Night Vision projects are great, and the hardware available for the fancy is getting better and better. [Just Call Me Koko] The 3D printed enclosure mounted on a helmet shows exactly the same build using four low-light, IR-sensitive cameras, four displays and four lenses. Why four? Well, mounting two cameras and a display in each eye is the easiest way to see a wide field and for bonus points, it certainly looks extra weird.
At its heart, each of the four parts is the same. A Foxeer Night Cat 3 camera is mounted on the front, its output is directly connected to a 2 ″ diagonal NTSC / PAL display, and a DCX (double convex) lens on the back has a diameter of 38 mm with a focal length of 50 mm. Add a printed perimeter, and the result is a monocular night vision display. Do this three more times and arrange them around the eyeballs, and someone can create a night vision system with a panoramic view that probably only takes one A little Being used.
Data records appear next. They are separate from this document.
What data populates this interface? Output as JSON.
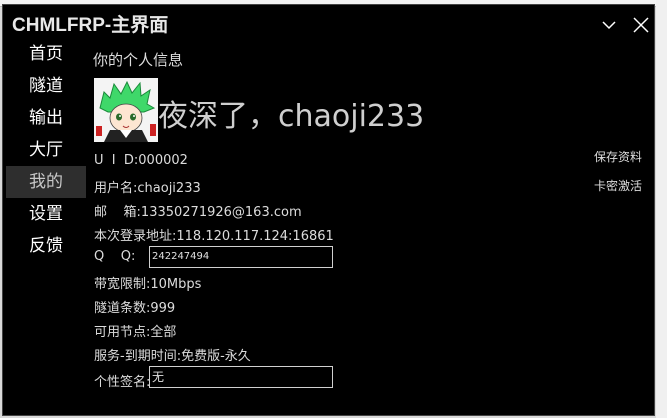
{
  "window": {
    "title": "CHMLFRP-主界面"
  },
  "nav": {
    "items": [
      {
        "label": "首页"
      },
      {
        "label": "隧道"
      },
      {
        "label": "输出"
      },
      {
        "label": "大厅"
      },
      {
        "label": "我的",
        "active": true
      },
      {
        "label": "设置"
      },
      {
        "label": "反馈"
      }
    ]
  },
  "profile": {
    "section_title": "你的个人信息",
    "avatar_icon": "anime-avatar-icon",
    "greeting": "夜深了，chaoji233",
    "uid_label": "U  I  D:",
    "uid_value": "000002",
    "username_label": "用户名:",
    "username_value": "chaoji233",
    "email_label": "邮    箱:",
    "email_value": "13350271926@163.com",
    "login_addr_label": "本次登录地址:",
    "login_addr_value": "118.120.117.124:16861",
    "qq_label": "Q    Q:",
    "qq_value": "242247494",
    "bandwidth_label": "带宽限制:",
    "bandwidth_value": "10Mbps",
    "tunnels_label": "隧道条数:",
    "tunnels_value": "999",
    "nodes_label": "可用节点:",
    "nodes_value": "全部",
    "service_label": "服务-到期时间:",
    "service_value": "免费版-永久",
    "signature_label": "个性签名:",
    "signature_value": "无"
  },
  "actions": {
    "save_label": "保存资料",
    "card_label": "卡密激活"
  },
  "colors": {
    "window_bg": "#000000",
    "text": "#dcdcdc",
    "active_nav_bg": "#2e2e2e"
  }
}
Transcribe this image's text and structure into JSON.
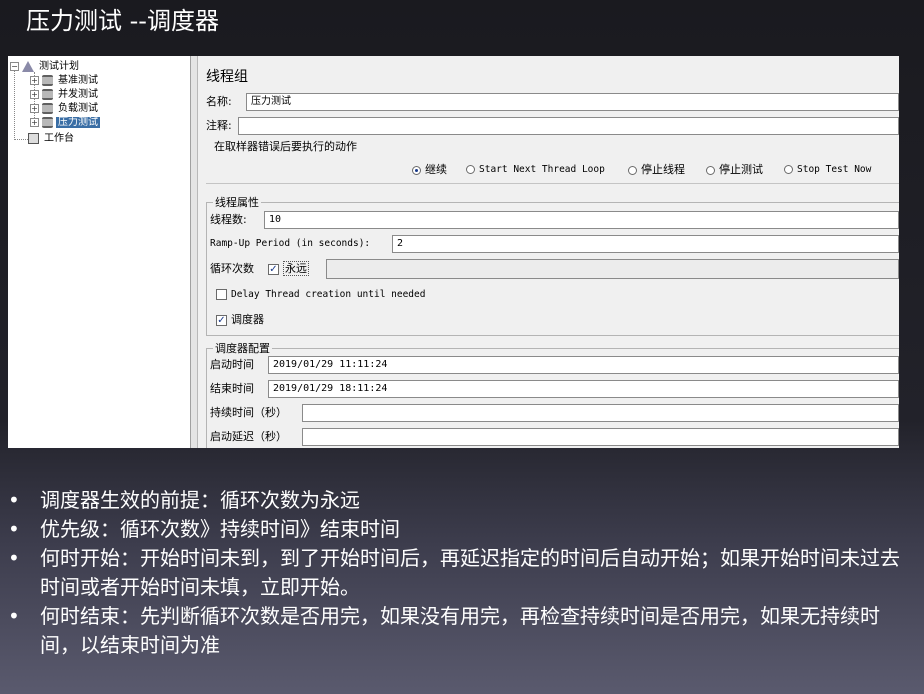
{
  "slide": {
    "title": "压力测试 --调度器",
    "bullets": [
      "调度器生效的前提：循环次数为永远",
      "优先级：循环次数》持续时间》结束时间",
      "何时开始：开始时间未到，到了开始时间后，再延迟指定的时间后自动开始；如果开始时间未过去时间或者开始时间未填，立即开始。",
      "何时结束：先判断循环次数是否用完，如果没有用完，再检查持续时间是否用完，如果无持续时间，以结束时间为准"
    ],
    "bullet_glyph": "•"
  },
  "tree": {
    "root_label": "测试计划",
    "items": [
      {
        "label": "基准测试",
        "icon": "spool-icon",
        "selected": false
      },
      {
        "label": "并发测试",
        "icon": "spool-icon",
        "selected": false
      },
      {
        "label": "负载测试",
        "icon": "spool-icon",
        "selected": false
      },
      {
        "label": "压力测试",
        "icon": "spool-icon",
        "selected": true
      }
    ],
    "workbench_label": "工作台",
    "expand_glyph": "+",
    "collapse_glyph": "−"
  },
  "panel": {
    "title": "线程组",
    "name_label": "名称:",
    "name_value": "压力测试",
    "comment_label": "注释:",
    "comment_value": "",
    "on_error": {
      "title": "在取样器错误后要执行的动作",
      "options": [
        "继续",
        "Start Next Thread Loop",
        "停止线程",
        "停止测试",
        "Stop Test Now"
      ],
      "selected": "继续"
    },
    "thread_props": {
      "title": "线程属性",
      "threads_label": "线程数:",
      "threads_value": "10",
      "rampup_label": "Ramp-Up Period (in seconds):",
      "rampup_value": "2",
      "loop_label": "循环次数",
      "forever_label": "永远",
      "forever_checked": true,
      "delay_label": "Delay Thread creation until needed",
      "delay_checked": false,
      "scheduler_label": "调度器",
      "scheduler_checked": true
    },
    "scheduler": {
      "title": "调度器配置",
      "start_label": "启动时间",
      "start_value": "2019/01/29 11:11:24",
      "end_label": "结束时间",
      "end_value": "2019/01/29 18:11:24",
      "duration_label": "持续时间（秒）",
      "duration_value": "",
      "delay_label": "启动延迟（秒）",
      "delay_value": ""
    },
    "check_glyph": "✓"
  },
  "colors": {
    "selection": "#3a6ea5",
    "slide_background": "#1a1a1f",
    "text_white": "#ffffff"
  }
}
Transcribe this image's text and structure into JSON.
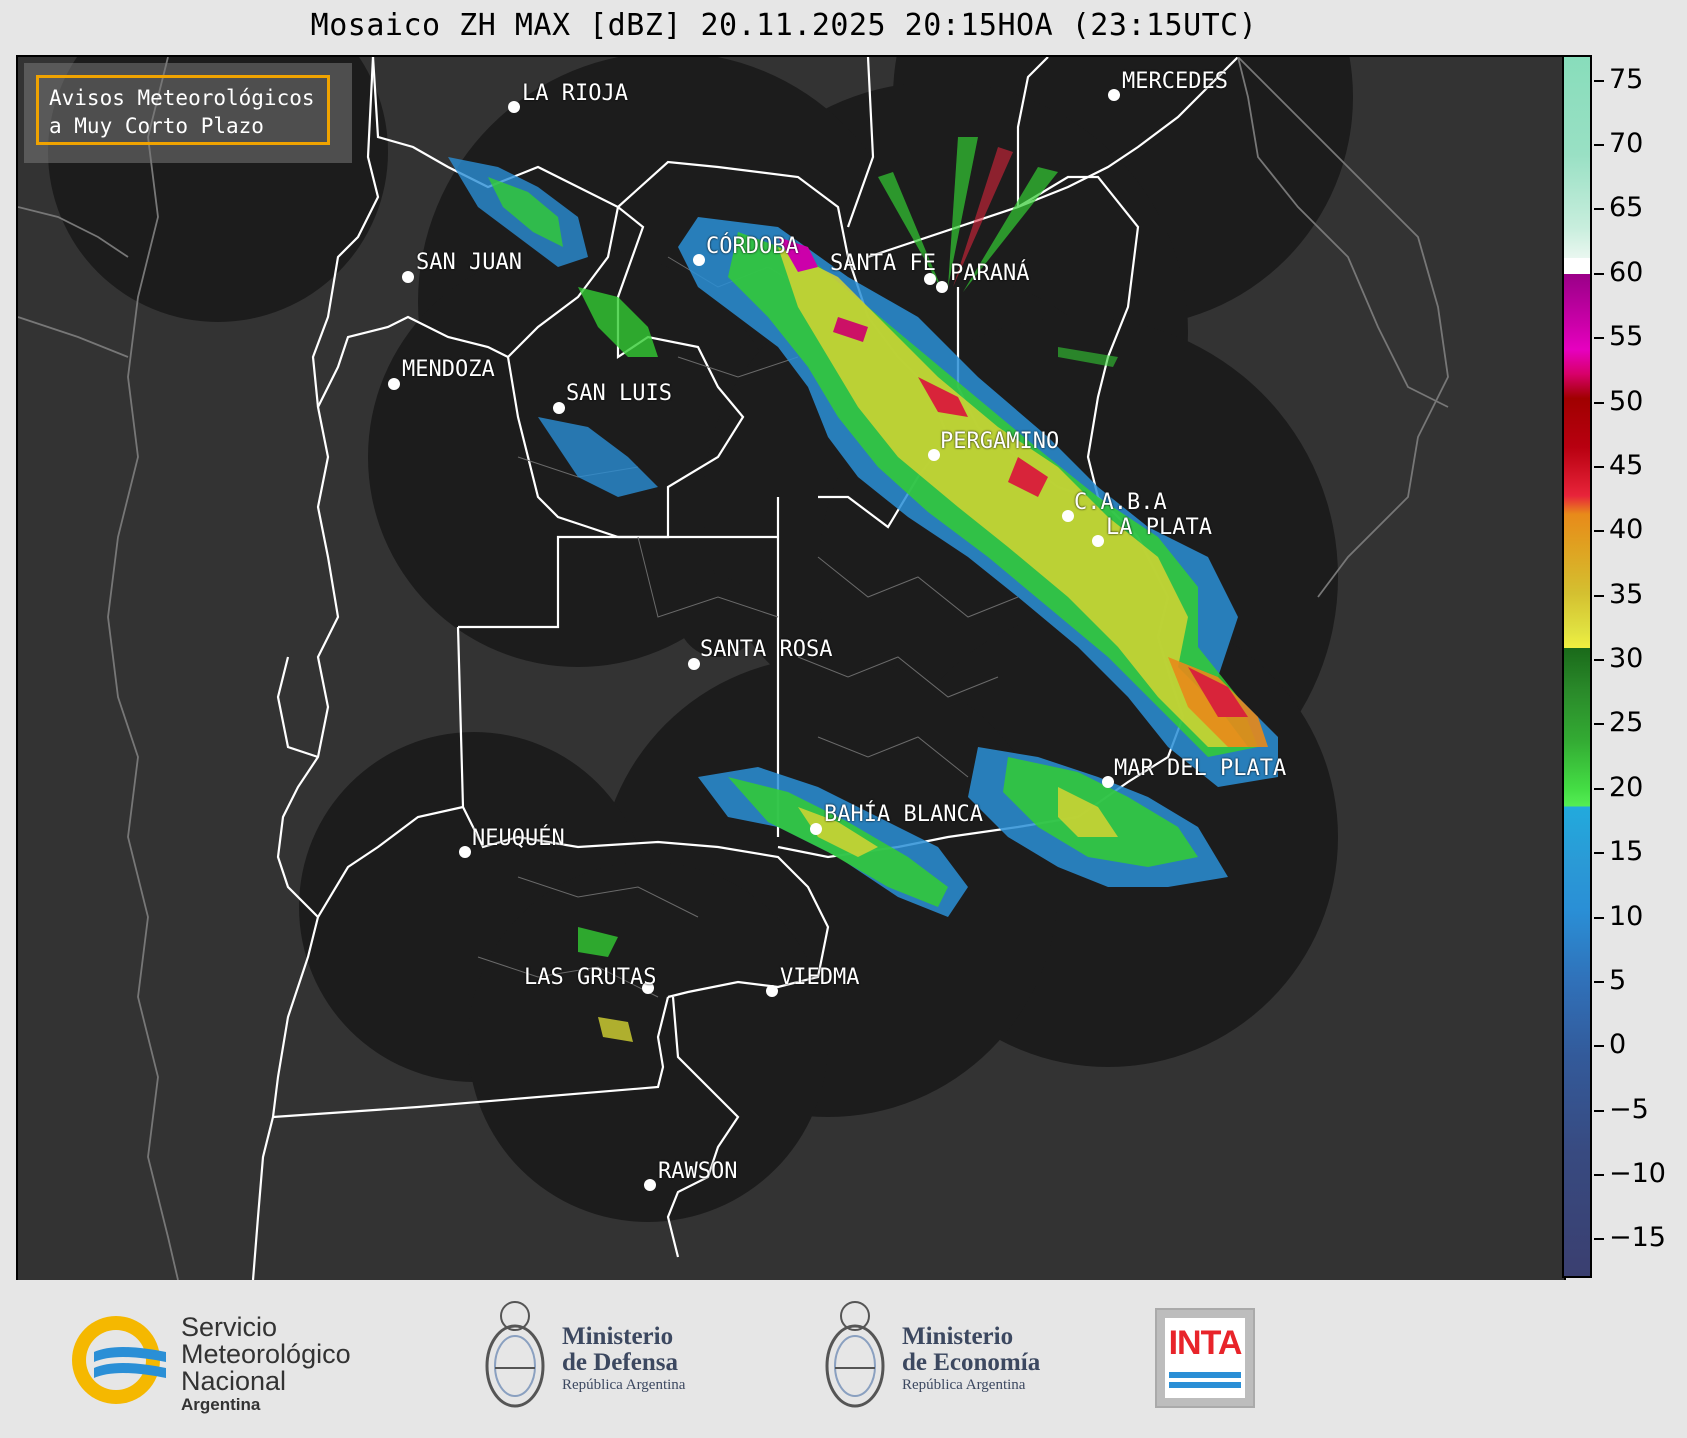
{
  "title": "Mosaico ZH MAX [dBZ] 20.11.2025 20:15HOA (23:15UTC)",
  "avisos": {
    "line1": "Avisos Meteorológicos",
    "line2": "a Muy Corto Plazo",
    "border_color": "#f0a300"
  },
  "cities": [
    {
      "name": "LA RIOJA"
    },
    {
      "name": "MERCEDES"
    },
    {
      "name": "SAN JUAN"
    },
    {
      "name": "CÓRDOBA"
    },
    {
      "name": "SANTA FE"
    },
    {
      "name": "PARANÁ"
    },
    {
      "name": "MENDOZA"
    },
    {
      "name": "SAN LUIS"
    },
    {
      "name": "PERGAMINO"
    },
    {
      "name": "C.A.B.A"
    },
    {
      "name": "LA PLATA"
    },
    {
      "name": "SANTA ROSA"
    },
    {
      "name": "MAR DEL PLATA"
    },
    {
      "name": "BAHÍA BLANCA"
    },
    {
      "name": "NEUQUÉN"
    },
    {
      "name": "LAS GRUTAS"
    },
    {
      "name": "VIEDMA"
    },
    {
      "name": "RAWSON"
    }
  ],
  "colorbar": {
    "min": -18,
    "max": 77,
    "ticks": [
      "75",
      "70",
      "65",
      "60",
      "55",
      "50",
      "45",
      "40",
      "35",
      "30",
      "25",
      "20",
      "15",
      "10",
      "5",
      "0",
      "−5",
      "−10",
      "−15"
    ],
    "tick_values": [
      75,
      70,
      65,
      60,
      55,
      50,
      45,
      40,
      35,
      30,
      25,
      20,
      15,
      10,
      5,
      0,
      -5,
      -10,
      -15
    ]
  },
  "logos": {
    "smn": {
      "line1": "Servicio",
      "line2": "Meteorológico",
      "line3": "Nacional",
      "line4": "Argentina"
    },
    "defensa": {
      "line1": "Ministerio",
      "line2": "de Defensa",
      "line3": "República Argentina"
    },
    "economia": {
      "line1": "Ministerio",
      "line2": "de Economía",
      "line3": "República Argentina"
    },
    "inta": {
      "text": "INTA"
    }
  },
  "colors": {
    "map_bg": "#333333",
    "radar_bg": "#1c1c1c",
    "border_white": "#ffffff",
    "inta_red": "#e8242a",
    "smn_blue": "#2a8fd6",
    "smn_yellow": "#f5b800"
  }
}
How well does it work? [Just Call Me Koko] Some walk around and try to practice certain goals while wearing them, and conclude that they have almost no clarity of the actual deal (320 × 240 resolution display limits the details), they work fairly well for what they do. Also, the cost of parts is a small fraction of the cost of the actual thing, making it a pretty enjoyable project in the end.
The kind of hardware available to hobbyists today makes this type of night vision project accessible, but there is always a good old high-voltage analog system.